An article last week on Medill’s site reported that “regularity is more important than intensity” when it comes to subscriber/reader retention. Analysis of millions of page views by digital subscribers of a business weekly for 6 months in 2021 showed that “having readers who read more often is 10 times more important than having them read more articles.”
“This research is significant because it shows the key to success in keeping readers is building habit, whether you’re a general interest metro daily or a weekly business publication with a more upscale audience,” said Tim Franklin, senior associate dean and John M. Mutz chair in local news at Medill. “The formula is the same. Do things that regularly lead readers back to you. Why is that important? The cornerstone of the new business model is reader revenue. That means reader retention is paramount.”
Arvid Tchivzhel, managing director of digital services at Mather Economics, said that the findings make sense for the industry. “Habit is more important than intensity,” he said. “I’d rather have someone read one article a day and come back than someone who reads six articles at a time and doesn’t come back for months.”
This may not be breaking news, but it’s still vital to note. Last year, Tara Lajumoke, managing director of FT Strategies, said that “if 2020 was ‘the year of subscriptions,’ 2021 [was] ‘the year of the light readers.’ It’s therefore worth investing in big drivers of engagement for loyal and casual readers—on the homepage, via newsletters and recommendation engines—and developing non-news propositions, so that those who come for the headlines will stay for the podcasts, or the crosswords.”
In what they called Project Habit, The Wall Street Journal also found habits to be crucial to reader retention, especially during the first 100 days after a reader had signed up. They found that “playing a puzzle had a more dramatic impact on reader retention than other actions the team had been promoting.” You start to understand why Wordle was worth so much to the New York Times.
Here are more findings from the Medill study:
Learn what topics drive your most regular readers. Stories about commercial and residential real estate resonated most for this business weekly. Second place went to a long-time political columnist. They were surprised that healthcare stories came in third, said the publication’s publisher, calling it a “something of a revelation. We know this is a big healthcare market, but we didn’t have a lot of data around how many subscribers are there because of that.”
Build up and market your popular writers/columnists. That columnist is “worth his weight in gold,” said Medill Spiegel Research Center research director Edward Malthouse, and brought in many subscribers that the analysis termed “political junkies.” Not surprisingly, they just hired a second politics writer.

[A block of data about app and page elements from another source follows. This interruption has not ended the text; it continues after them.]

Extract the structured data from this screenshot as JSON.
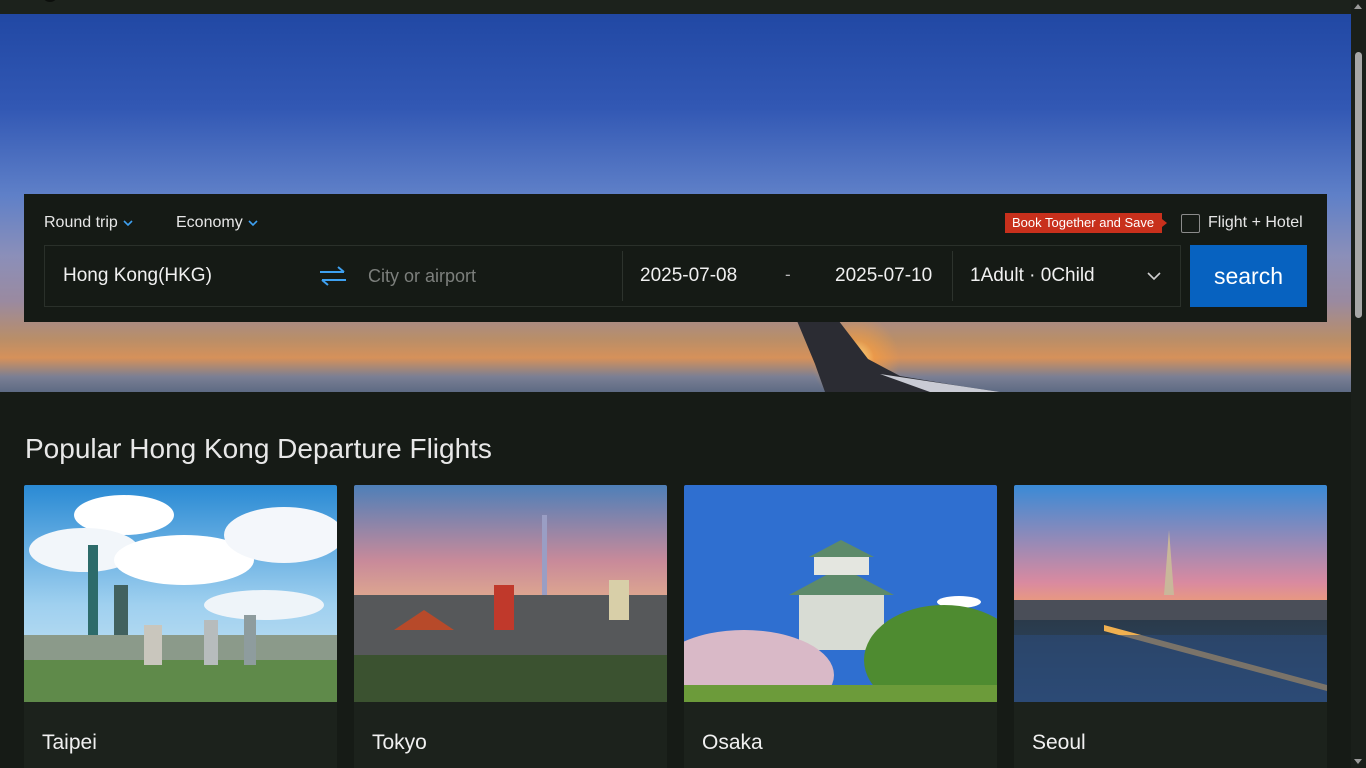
{
  "search": {
    "trip_type": "Round trip",
    "cabin_class": "Economy",
    "promo_badge": "Book Together and Save",
    "bundle_option_label": "Flight + Hotel",
    "bundle_checked": false,
    "from_value": "Hong Kong(HKG)",
    "to_placeholder": "City or airport",
    "depart_date": "2025-07-08",
    "date_separator": "-",
    "return_date": "2025-07-10",
    "passengers": "1Adult · 0Child",
    "search_button": "search"
  },
  "popular": {
    "title": "Popular Hong Kong Departure Flights",
    "cities": [
      {
        "name": "Taipei"
      },
      {
        "name": "Tokyo"
      },
      {
        "name": "Osaka"
      },
      {
        "name": "Seoul"
      }
    ]
  },
  "colors": {
    "accent_blue": "#0762c0",
    "promo_red": "#c8301c",
    "panel_bg": "#151a15",
    "page_bg": "#161b16"
  },
  "icons": [
    "chevron-down-icon",
    "swap-arrows-icon",
    "checkbox-icon"
  ]
}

The finding “affirmed some of our hunches and gave us more confidence about doubling down in those areas,” the publisher said. “This will help us refine some of our audience strategies around more casual readers. We know they like our content, but we need to figure out how to get them to be more engaged as paying subscribers.”
Shift your strategy to keeping those regular readers engaged. Medill advises downplaying breaking news for “a balance of content that attracts your most loyal readers, the ones who will subscribe… Put the big photo and headline on the content that serves most of your readers.” Add a newsletter to address the specific, high-traffic niches, they urge.
Take advantage of synergy. Use “teaser” links to related content at the bottom of stories. Most links at the end of articles will take you to similar topic articles. Today for instance, I was reading about yesterday’s Nadal-Djokovic match in the NY Times, and links at the end took me to other articles about the rivalry. But Medill recommends that for this business publication’s loyal political junkies, links should also go to “real estate or healthcare news because of the synergies between those readership areas.”
Experiment with additional content areas. The publication also runs occasional reviews of restaurants and cultural events. “The analysis found that articles about restaurants and dining ranked in the top four areas of page views by prospective readers, those who visit the website but aren’t yet subscribing.” (The Washington Post Weekend section has gone all in on restaurant coverage.) Tchivzhel said that makes sense because it’s an affluent audience. Experiment with additional content areas—there’s nothing to lose. “We’re really trying to use the data to see how far we can expand our audience outside of traditional business,” the publisher said. “We see some potential opportunities if we put more resources behind those areas.”